◆ WHAT YOU ARE ASKED TO DO:
Reproduce the records below in full and exactly, without their images.
[[ DATA FOR THIS EXERCISE open ]]
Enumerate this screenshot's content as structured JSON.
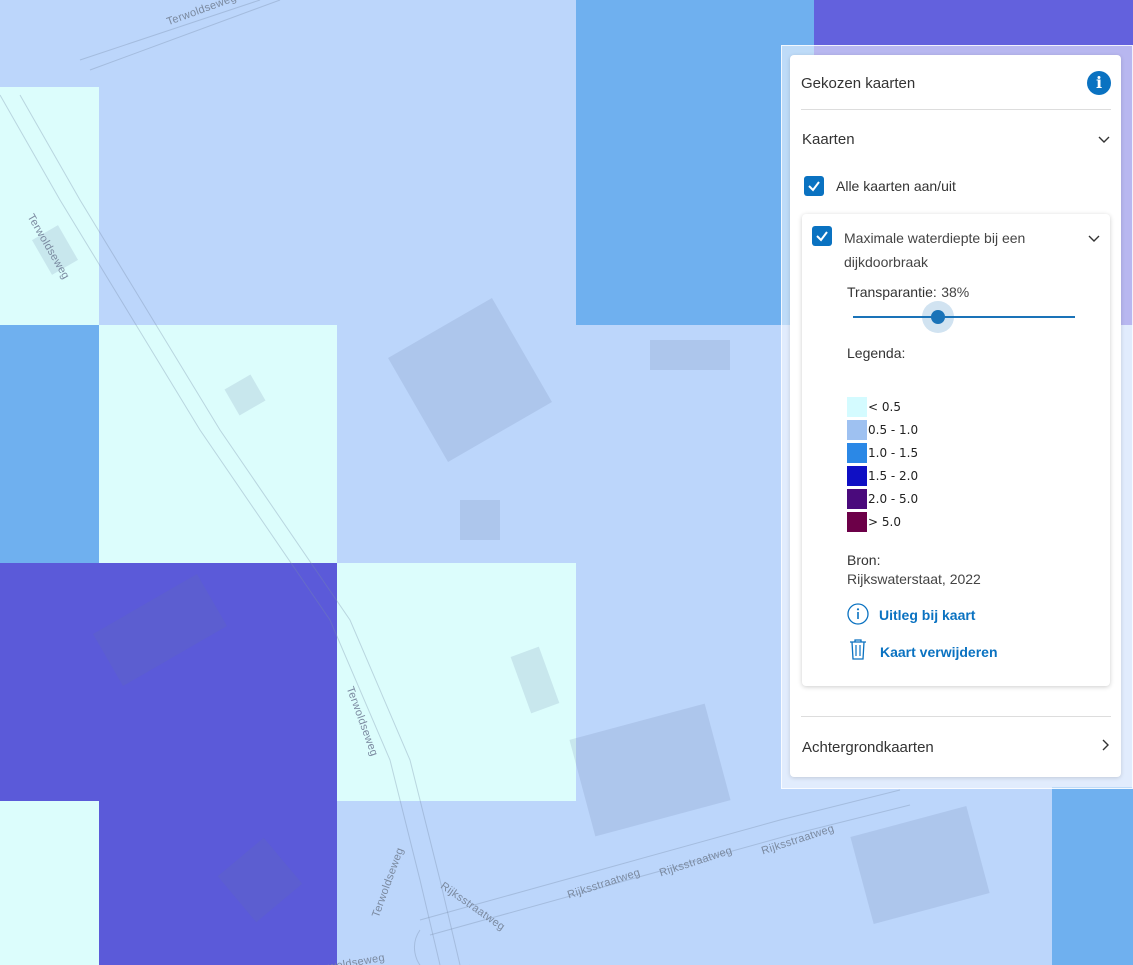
{
  "map": {
    "road_labels": [
      "Terwoldseweg",
      "Terwoldseweg",
      "Terwoldseweg",
      "Terwoldseweg",
      "Terwoldseweg",
      "Rijksstraatweg",
      "Rijksstraatweg",
      "Rijksstraatweg",
      "Rijksstraatweg",
      "Terwoldseweg"
    ],
    "colors": {
      "base": "#bcd6fb",
      "lightest": "#dcfdfc",
      "medium": "#6fb0ef",
      "dark": "#5b5ad9",
      "legend_lt05": "#d4fbff",
      "legend_05_10": "#9ec1f1",
      "legend_10_15": "#2b88e6",
      "legend_15_20": "#0f0fc4",
      "legend_20_50": "#4a0a7c",
      "legend_gt50": "#6c0048",
      "accent": "#0a72c1"
    }
  },
  "panel": {
    "title": "Gekozen kaarten",
    "info_icon": "i",
    "maps_section": "Kaarten",
    "toggle_all_label": "Alle kaarten aan/uit",
    "layer": {
      "name": "Maximale waterdiepte bij een dijkdoorbraak",
      "transparency_label": "Transparantie:",
      "transparency_value": "38%",
      "transparency_fraction": 0.38,
      "legend_label": "Legenda:",
      "legend": [
        {
          "label": "< 0.5",
          "color": "#d4fbff"
        },
        {
          "label": "0.5 - 1.0",
          "color": "#9ec1f1"
        },
        {
          "label": "1.0 - 1.5",
          "color": "#2b88e6"
        },
        {
          "label": "1.5 - 2.0",
          "color": "#0f0fc4"
        },
        {
          "label": "2.0 - 5.0",
          "color": "#4a0a7c"
        },
        {
          "label": "> 5.0",
          "color": "#6c0048"
        }
      ],
      "source_label": "Bron:",
      "source_value": "Rijkswaterstaat, 2022",
      "explain_link": "Uitleg bij kaart",
      "remove_link": "Kaart verwijderen"
    },
    "background_section": "Achtergrondkaarten"
  }
}
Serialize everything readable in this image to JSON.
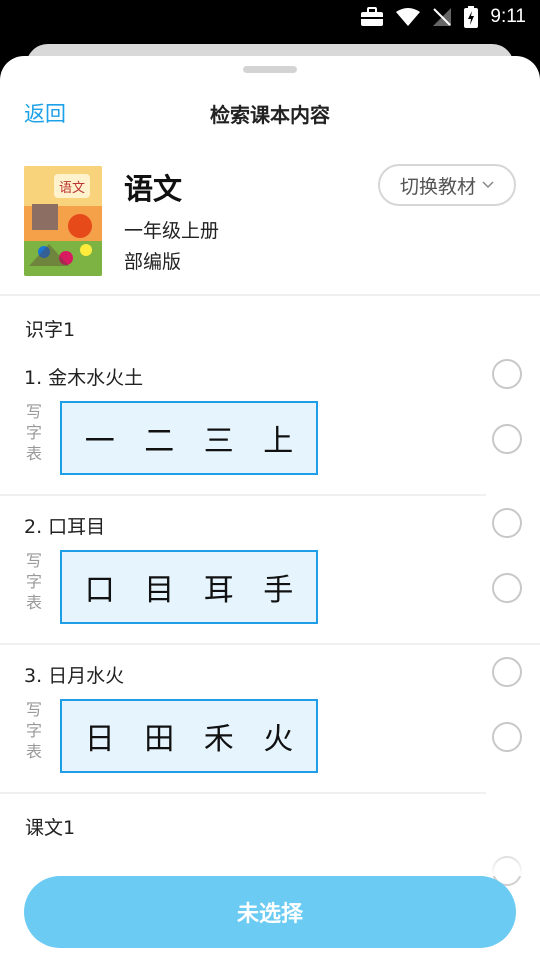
{
  "status_bar": {
    "time": "9:11"
  },
  "header": {
    "back_label": "返回",
    "title": "检索课本内容"
  },
  "book": {
    "subject": "语文",
    "grade": "一年级上册",
    "edition": "部编版",
    "cover_title": "语文",
    "switch_label": "切换教材"
  },
  "units": [
    {
      "label": "识字1",
      "lessons": [
        {
          "title": "1. 金木水火土",
          "table_label": [
            "写",
            "字",
            "表"
          ],
          "chars": [
            "一",
            "二",
            "三",
            "上"
          ]
        },
        {
          "title": "2. 口耳目",
          "table_label": [
            "写",
            "字",
            "表"
          ],
          "chars": [
            "口",
            "目",
            "耳",
            "手"
          ]
        },
        {
          "title": "3. 日月水火",
          "table_label": [
            "写",
            "字",
            "表"
          ],
          "chars": [
            "日",
            "田",
            "禾",
            "火"
          ]
        }
      ]
    },
    {
      "label": "课文1",
      "lessons": []
    }
  ],
  "footer": {
    "button_label": "未选择"
  },
  "colors": {
    "accent": "#1da1e8",
    "button": "#6ccbf2",
    "charbox_bg": "#e6f5fd",
    "charbox_border": "#1e9ee6"
  }
}
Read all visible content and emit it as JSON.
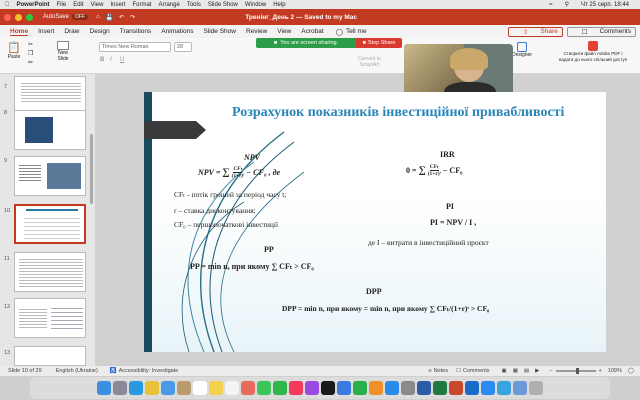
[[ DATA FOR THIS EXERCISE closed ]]
◆ EXPECTED OUTPUT:
Enumerate this screenshot's content as structured JSON.
{
  "map": {
    "road_labels": [
      "Terwoldseweg",
      "Terwoldseweg",
      "Terwoldseweg",
      "Terwoldseweg",
      "Terwoldseweg",
      "Rijksstraatweg",
      "Rijksstraatweg",
      "Rijksstraatweg",
      "Rijksstraatweg",
      "Terwoldseweg"
    ],
    "colors": {
      "base": "#bcd6fb",
      "lightest": "#dcfdfc",
      "medium": "#6fb0ef",
      "dark": "#5b5ad9",
      "legend_lt05": "#d4fbff",
      "legend_05_10": "#9ec1f1",
      "legend_10_15": "#2b88e6",
      "legend_15_20": "#0f0fc4",
      "legend_20_50": "#4a0a7c",
      "legend_gt50": "#6c0048",
      "accent": "#0a72c1"
    }
  },
  "panel": {
    "title": "Gekozen kaarten",
    "info_icon": "i",
    "maps_section": "Kaarten",
    "toggle_all_label": "Alle kaarten aan/uit",
    "layer": {
      "name": "Maximale waterdiepte bij een dijkdoorbraak",
      "transparency_label": "Transparantie:",
      "transparency_value": "38%",
      "transparency_fraction": 0.38,
      "legend_label": "Legenda:",
      "legend": [
        {
          "label": "< 0.5",
          "color": "#d4fbff"
        },
        {
          "label": "0.5 - 1.0",
          "color": "#9ec1f1"
        },
        {
          "label": "1.0 - 1.5",
          "color": "#2b88e6"
        },
        {
          "label": "1.5 - 2.0",
          "color": "#0f0fc4"
        },
        {
          "label": "2.0 - 5.0",
          "color": "#4a0a7c"
        },
        {
          "label": "> 5.0",
          "color": "#6c0048"
        }
      ],
      "source_label": "Bron:",
      "source_value": "Rijkswaterstaat, 2022",
      "explain_link": "Uitleg bij kaart",
      "remove_link": "Kaart verwijderen"
    },
    "background_section": "Achtergrondkaarten"
  }
}
Serialize everything readable in this image to JSON.
{
  "status_bar": {
    "time": "9:11"
  },
  "header": {
    "back_label": "返回",
    "title": "检索课本内容"
  },
  "book": {
    "subject": "语文",
    "grade": "一年级上册",
    "edition": "部编版",
    "cover_title": "语文",
    "switch_label": "切换教材"
  },
  "units": [
    {
      "label": "识字1",
      "lessons": [
        {
          "title": "1. 金木水火土",
          "table_label": [
            "写",
            "字",
            "表"
          ],
          "chars": [
            "一",
            "二",
            "三",
            "上"
          ]
        },
        {
          "title": "2. 口耳目",
          "table_label": [
            "写",
            "字",
            "表"
          ],
          "chars": [
            "口",
            "目",
            "耳",
            "手"
          ]
        },
        {
          "title": "3. 日月水火",
          "table_label": [
            "写",
            "字",
            "表"
          ],
          "chars": [
            "日",
            "田",
            "禾",
            "火"
          ]
        }
      ]
    },
    {
      "label": "课文1",
      "lessons": []
    }
  ],
  "footer": {
    "button_label": "未选择"
  },
  "colors": {
    "accent": "#1da1e8",
    "button": "#6ccbf2",
    "charbox_bg": "#e6f5fd",
    "charbox_border": "#1e9ee6"
  }
}
Read all visible content and emit it as JSON.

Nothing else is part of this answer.